Frank A. Watkins and his wife, Lou Etta, don't like what they see from their window on South King Street in Leesburg's historic district.

White and yellow plastic containers, beer cans and wet cardboard boxes, broken glass and pieces of paper litter parts of the sidewalk in front of their fenced yard and the vacant house next door at South King and South streets.

"It didn't used to be like this," said Frank, 77, who has lived in the home since 1947. "It used to be I knew all the residents up and down this street."

Lou Etta, 72, chimed in: "It's not a nice neighborhood anymore because it's becoming a place where people just hang out. It's getting so average citizens can't enjoy Georgetown Park, which sits right next to us. You get these wild ones in here, and everybody's scared away."

The Watkinses and about 50 other residents, business owners and elected officials gathered Thursday night at the Leesburg police station on Plaza Street to discuss how to improve the area south of Loudoun Street to the Washington & Old Dominion trail, west to Dry Mill Road and east to Catoctin Circle. Along South King Street, there are mostly businesses, a few homes near Georgetown Park--one of which is abandoned--and a kitchen that operates a meal program for the poor.

After two hours of discussion at the "Downtown South Summit," some possible suggestions for improving the area emerged. Among them: creating a master plan specifically for the historic district; increasing police patrols in the area; and preventing people from dumping used mattresses and unwanted furniture at Blossom and Bloom, a thrift shop on the east side of South King Street.

A master plan, some leaders and residents said, could include designs for preserving the historic look and feel of houses in the area, many of which have been turned into businesses in the last decade. Residents and business owners said that could help keep the southern area of downtown from looking run-down.

"A master plan would at least give us some sort of blueprint," said Peter Burnett, a Leesburg lawyer and co-chairman of the Downtown South Subcommittee, part of the Downtown Committee of the Leesburg Economic Development Commission.

Other proposed solutions included town tax incentives for owners to repair or renovate properties. Some residents and small developers said the town's cumbersome zoning and building approval process has discouraged them from investing in older buildings within the town limits.

Lou Etta Watkins, subcommittee co-chairman, suggested that patrons of Daily Bread--a hot meals program operated by Loudoun Interfaith Relief a few doors from her home--be asked not to take food outside because the trash and remains often are dumped along sidewalks and in yards.

Laura MacLaurin, executive director of the program, said the takeout service is for parents who want to take food home to their children and may be embarrassed to come inside.

"We serve a real need, but we can be somewhere else," MacLaurin told the group. "I just want us to be in a central location that's easy for our clients to get to and not out in the middle of nowhere."

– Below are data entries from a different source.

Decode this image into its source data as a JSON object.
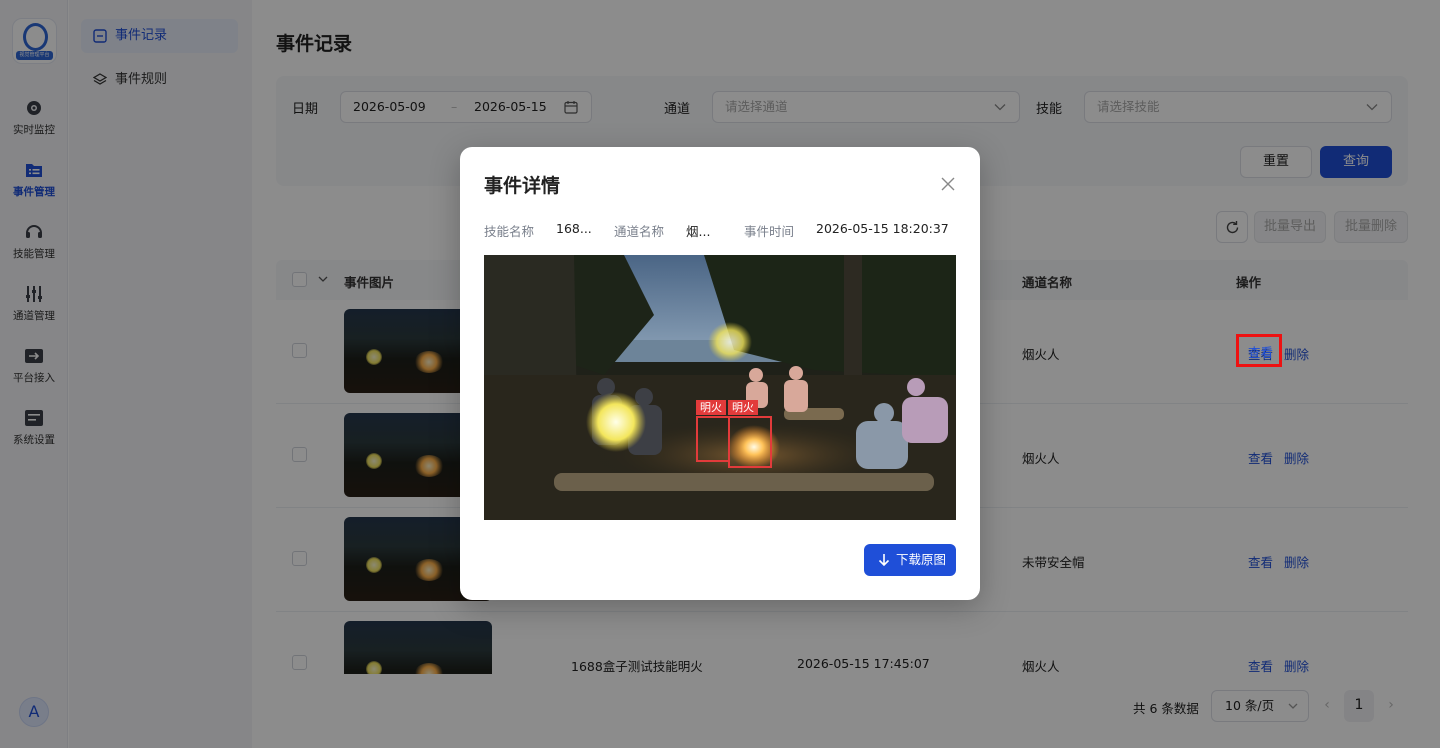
{
  "app": {
    "logo_text": "视觉管理平台",
    "user_avatar": "A"
  },
  "rail": {
    "items": [
      {
        "label": "实时监控",
        "icon": "camera-icon"
      },
      {
        "label": "事件管理",
        "icon": "event-list-icon",
        "active": true
      },
      {
        "label": "技能管理",
        "icon": "headset-icon"
      },
      {
        "label": "通道管理",
        "icon": "sliders-icon"
      },
      {
        "label": "平台接入",
        "icon": "login-box-icon"
      },
      {
        "label": "系统设置",
        "icon": "settings-panel-icon"
      }
    ]
  },
  "submenu": {
    "items": [
      {
        "label": "事件记录",
        "icon": "minus-square-icon",
        "active": true
      },
      {
        "label": "事件规则",
        "icon": "layers-icon"
      }
    ]
  },
  "page": {
    "title": "事件记录"
  },
  "filters": {
    "date_label": "日期",
    "date_start": "2026-05-09",
    "date_separator": "–",
    "date_end": "2026-05-15",
    "channel_label": "通道",
    "channel_placeholder": "请选择通道",
    "skill_label": "技能",
    "skill_placeholder": "请选择技能",
    "reset_label": "重置",
    "query_label": "查询"
  },
  "toolbar": {
    "export_label": "批量导出",
    "delete_label": "批量删除"
  },
  "table": {
    "headers": {
      "image": "事件图片",
      "channel": "通道名称",
      "actions": "操作"
    },
    "rows": [
      {
        "skill": "",
        "time": "",
        "channel": "烟火人",
        "view": "查看",
        "delete": "删除"
      },
      {
        "skill": "",
        "time": "",
        "channel": "烟火人",
        "view": "查看",
        "delete": "删除"
      },
      {
        "skill": "",
        "time": "",
        "channel": "未带安全帽",
        "view": "查看",
        "delete": "删除"
      },
      {
        "skill": "1688盒子测试技能明火",
        "time": "2026-05-15 17:45:07",
        "channel": "烟火人",
        "view": "查看",
        "delete": "删除"
      }
    ]
  },
  "pagination": {
    "total": "共 6 条数据",
    "page_size": "10 条/页",
    "current": "1"
  },
  "modal": {
    "title": "事件详情",
    "skill_key": "技能名称",
    "skill_value": "168...",
    "channel_key": "通道名称",
    "channel_value": "烟...",
    "time_key": "事件时间",
    "time_value": "2026-05-15 18:20:37",
    "detections": [
      {
        "label": "明火"
      },
      {
        "label": "明火"
      }
    ],
    "download_label": "下载原图"
  },
  "colors": {
    "primary": "#1f4fd8",
    "detection": "#e23b3b",
    "highlight": "#ee1111"
  }
}
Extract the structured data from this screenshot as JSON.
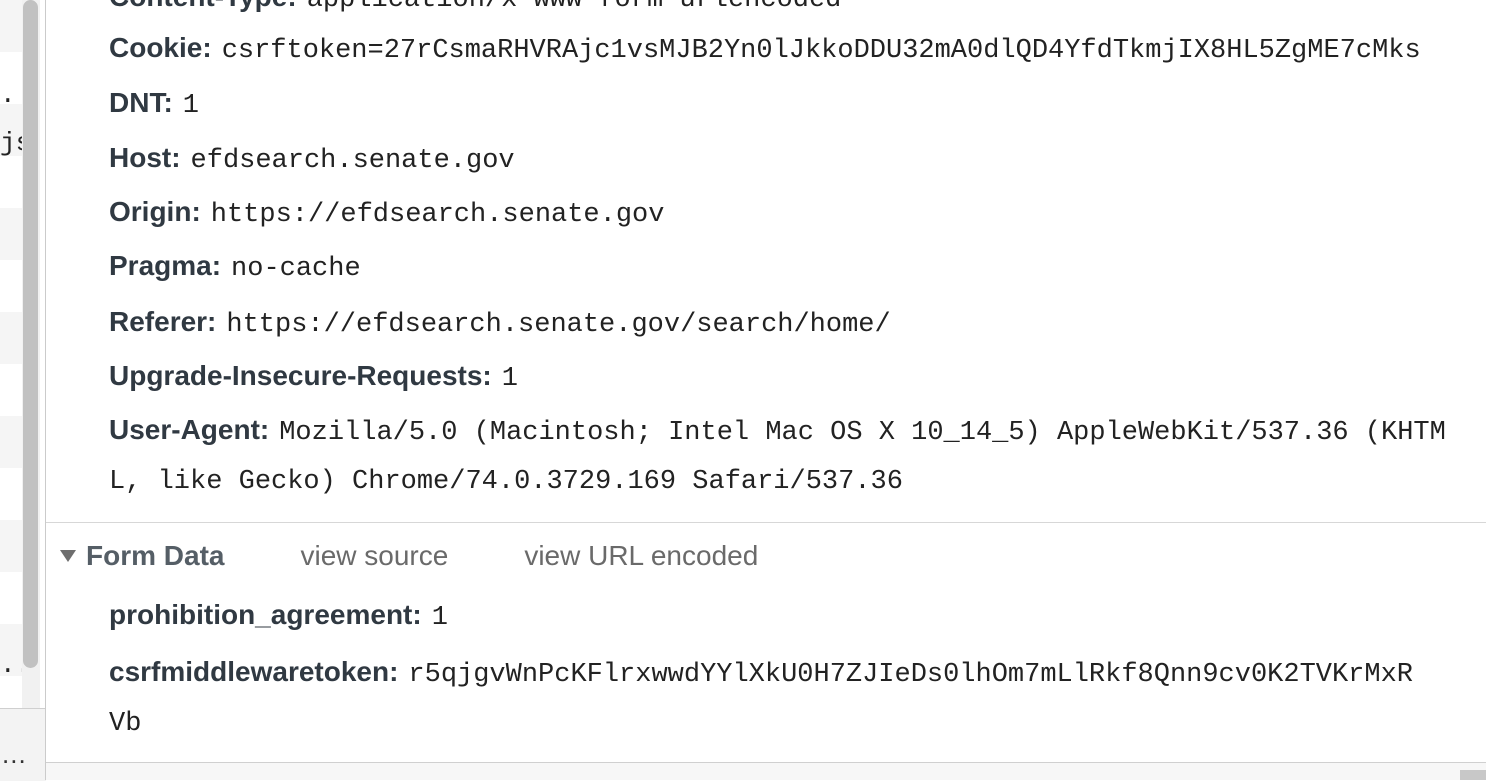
{
  "left_pane": {
    "fragments": [
      ".",
      "js",
      "..."
    ],
    "bottom_ellipsis": "..."
  },
  "request_headers": [
    {
      "key": "Content-Type:",
      "value": "application/x-www-form-urlencoded"
    },
    {
      "key": "Cookie:",
      "value": "csrftoken=27rCsmaRHVRAjc1vsMJB2Yn0lJkkoDDU32mA0dlQD4YfdTkmjIX8HL5ZgME7cMks"
    },
    {
      "key": "DNT:",
      "value": "1"
    },
    {
      "key": "Host:",
      "value": "efdsearch.senate.gov"
    },
    {
      "key": "Origin:",
      "value": "https://efdsearch.senate.gov"
    },
    {
      "key": "Pragma:",
      "value": "no-cache"
    },
    {
      "key": "Referer:",
      "value": "https://efdsearch.senate.gov/search/home/"
    },
    {
      "key": "Upgrade-Insecure-Requests:",
      "value": "1"
    },
    {
      "key": "User-Agent:",
      "value": "Mozilla/5.0 (Macintosh; Intel Mac OS X 10_14_5) AppleWebKit/537.36 (KHTM",
      "continuation": "L, like Gecko) Chrome/74.0.3729.169 Safari/537.36"
    }
  ],
  "form_data": {
    "title": "Form Data",
    "view_source": "view source",
    "view_url_encoded": "view URL encoded",
    "fields": [
      {
        "key": "prohibition_agreement:",
        "value": "1"
      },
      {
        "key": "csrfmiddlewaretoken:",
        "value": "r5qjgvWnPcKFlrxwwdYYlXkU0H7ZJIeDs0lhOm7mLlRkf8Qnn9cv0K2TVKrMxR",
        "continuation": "Vb"
      }
    ]
  }
}
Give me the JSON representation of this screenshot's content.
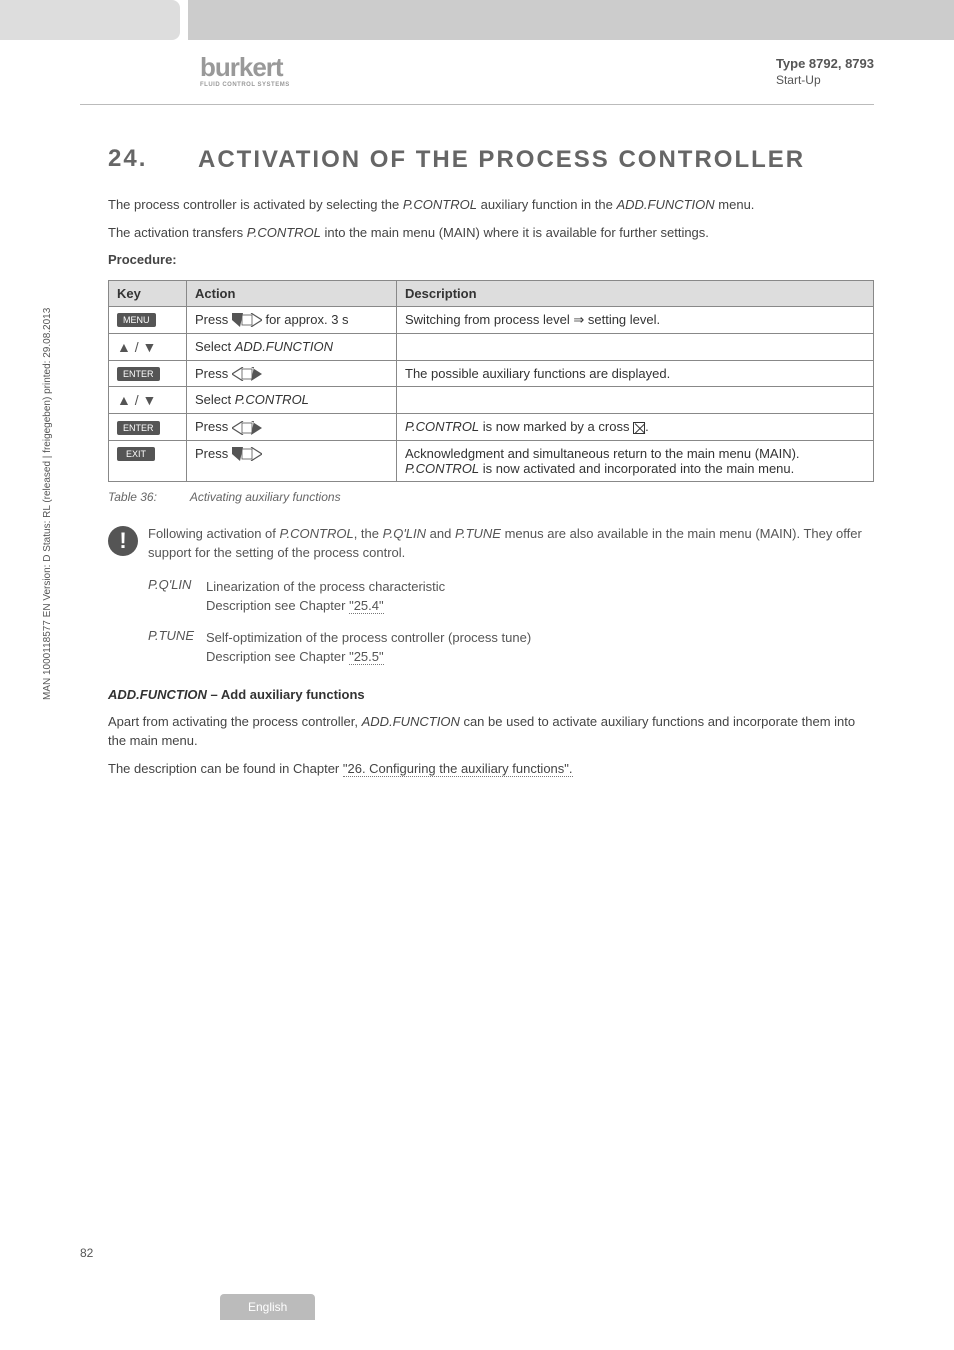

Some business owners at the meeting complained about public drunkenness, profanity, loitering and possible illegal drug activity in the small shopping center behind the thrift store. Many property owners and residents who live between the trail and the Safeway about a quarter-mile down the road said they worry about their property values declining.

"The fact is there's pervertedness and homelessness there," said Sandy Donaldson, of OSP Consultants Inc., a telecommunications company that has a branch office in the shopping center. "It needs to be policed. It's a nasty place."

The Watkinses said they feel frustrated and sad when people dump trash and use foul language outside their living room window. Routinely, they said, they can hear the noise as they watch TV together--she in her rocking chair and he in his favorite blue recliner.

"If people were leaving trash in front of the Laurel Brigade [a Market Street inn and restaurant], I'm sure they'd find a way to clean it up right away," Lou Etta Watkins said.

Frank Watkins, a former Army sergeant who retired from construction in 1985, shrugs off the idea of moving from South King Street. He laughed as he told how a few days after he paid $3,000 to buy the house, he found out that it was the house where his grandmother was married. Along each wall and shelf are trinkets, figurines and dried flower arrangements next to pictures of the couple's children, grandchildren and great-grandchildren.

"If I did move, I'd not just give this place to somebody," said Watkins, who was born a few blocks from his current home. "I'd really have to get something out of it. And I'd have to think about it long and hard."

Lou Etta shook her head and added: "It's just not right to do that. You're not supposed to have to move away when people break the law."